A Randomized Trial of Closed-Loop Insulin Delivery Postpartum in Type 1 Diabetes
This study aimed to evaluate the efficacy of closed-loop insulin delivery postpartum.
RESEARCH DESIGN AND METHODS
In this open-label, randomized controlled trial, postpartum individuals with type 1 diabetes were randomized to hybrid closed-loop insulin delivery with the MiniMed™ 670G/770G system in auto-mode or sensor augmented pump therapy, in the first 12-weeks postpartum followed by a continuation phase with closed-loop for all until 24-weeks postpartum.
Eighteen participants (mean±SD age 32±3.5 years, diabetes duration 22±7.3 years and early pregnancy HbA1c 52±6.8 mmol/mol [6.9±0.9%]) completed 24-weeks of postpartum follow-up. In the randomization phase, percent time in range, 70-180 mg/dL (3.9-10 mmol/L) did not differ between groups (79.2±8.7% versus 78.2±6.0%; p=0.41). Women randomized to closed-loop spent less time below 70 mg/dL (3.9 mmol/L) and 54 mg/dL (3.0 mmol/L) (1.7±0.8% versus 5.5±3.3%; p<0.001 and 0.3±0.2% versus 1.1±0.9%; p=0.008). Time above 180 mg/dL (10 mmol/L) was not different between groups (18.7±8.8% versus 15.9±7.7%; p=0.21). In the continuation phase, those initially randomized to sensor augmented pump had less time below 70 mg/dL after initiation of closed-loop (5.5±3.3% versus 3.3±2.2%; p=0.039). The closed-loop group maintained similar glycemic metrics in both study phases. There were no episodes of diabetic ketoacidosis or severe hypoglycemia in the randomized or continuation phase in either group.

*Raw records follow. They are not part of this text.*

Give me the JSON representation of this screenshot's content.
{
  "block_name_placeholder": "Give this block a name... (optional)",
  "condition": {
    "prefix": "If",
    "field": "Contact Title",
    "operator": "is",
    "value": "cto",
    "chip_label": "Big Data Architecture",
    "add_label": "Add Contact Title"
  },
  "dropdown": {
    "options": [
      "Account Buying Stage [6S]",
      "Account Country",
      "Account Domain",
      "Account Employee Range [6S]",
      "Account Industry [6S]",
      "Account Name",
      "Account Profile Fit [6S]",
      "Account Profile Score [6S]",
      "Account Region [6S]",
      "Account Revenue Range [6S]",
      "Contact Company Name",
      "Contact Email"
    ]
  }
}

Women randomized to closed-loop insulin delivery postpartum had less hypoglycemia than those randomized to sensor augmented pump therapy. There were no safety concerns. These findings are reassuring for use of closed-loop insulin delivery postpartum because of its potential to reduce hypoglycemia.